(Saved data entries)
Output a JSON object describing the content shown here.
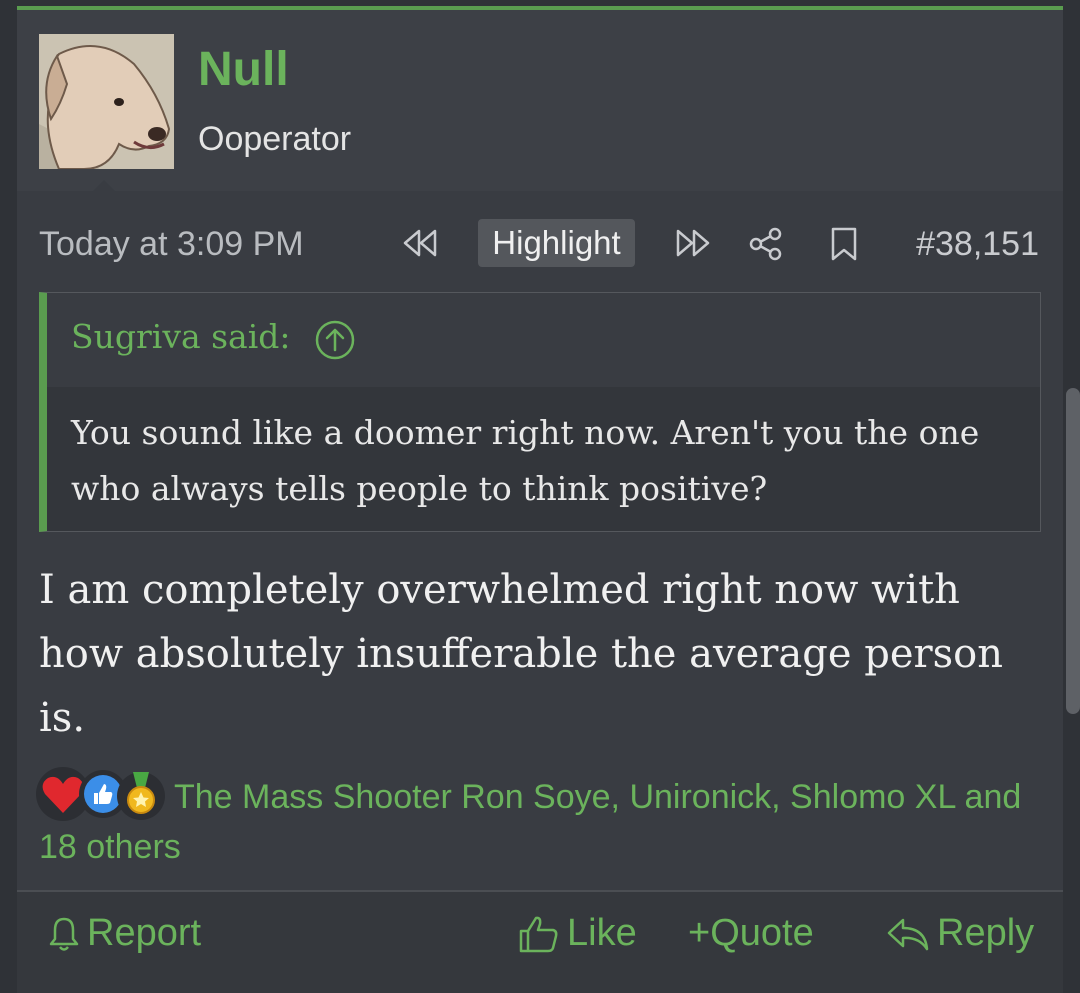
{
  "user": {
    "name": "Null",
    "title": "Ooperator"
  },
  "meta": {
    "timestamp": "Today at 3:09 PM",
    "highlight_label": "Highlight",
    "post_number": "#38,151"
  },
  "quote": {
    "author": "Sugriva said:",
    "text": "You sound like a doomer right now. Aren't you the one who always tells people to think positive?"
  },
  "message": "I am completely overwhelmed right now with how absolutely insufferable the average person is.",
  "reactions": {
    "icons": [
      "heart-icon",
      "thumbs-up-icon",
      "medal-icon"
    ],
    "names": "The Mass Shooter Ron Soye, Unironick, Shlomo XL and 18 others"
  },
  "footer": {
    "report": "Report",
    "like": "Like",
    "quote": "+Quote",
    "reply": "Reply"
  },
  "colors": {
    "accent": "#6bb35c",
    "background": "#393c42",
    "text": "#f0f0f0"
  }
}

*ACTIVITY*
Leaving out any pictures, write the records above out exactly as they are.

*OUTPUT BELOW*
Output a JSON object describing the content shown here.
{
  "user": {
    "name": "Null",
    "title": "Ooperator"
  },
  "meta": {
    "timestamp": "Today at 3:09 PM",
    "highlight_label": "Highlight",
    "post_number": "#38,151"
  },
  "quote": {
    "author": "Sugriva said:",
    "text": "You sound like a doomer right now. Aren't you the one who always tells people to think positive?"
  },
  "message": "I am completely overwhelmed right now with how absolutely insufferable the average person is.",
  "reactions": {
    "icons": [
      "heart-icon",
      "thumbs-up-icon",
      "medal-icon"
    ],
    "names": "The Mass Shooter Ron Soye, Unironick, Shlomo XL and 18 others"
  },
  "footer": {
    "report": "Report",
    "like": "Like",
    "quote": "+Quote",
    "reply": "Reply"
  },
  "colors": {
    "accent": "#6bb35c",
    "background": "#393c42",
    "text": "#f0f0f0"
  }
}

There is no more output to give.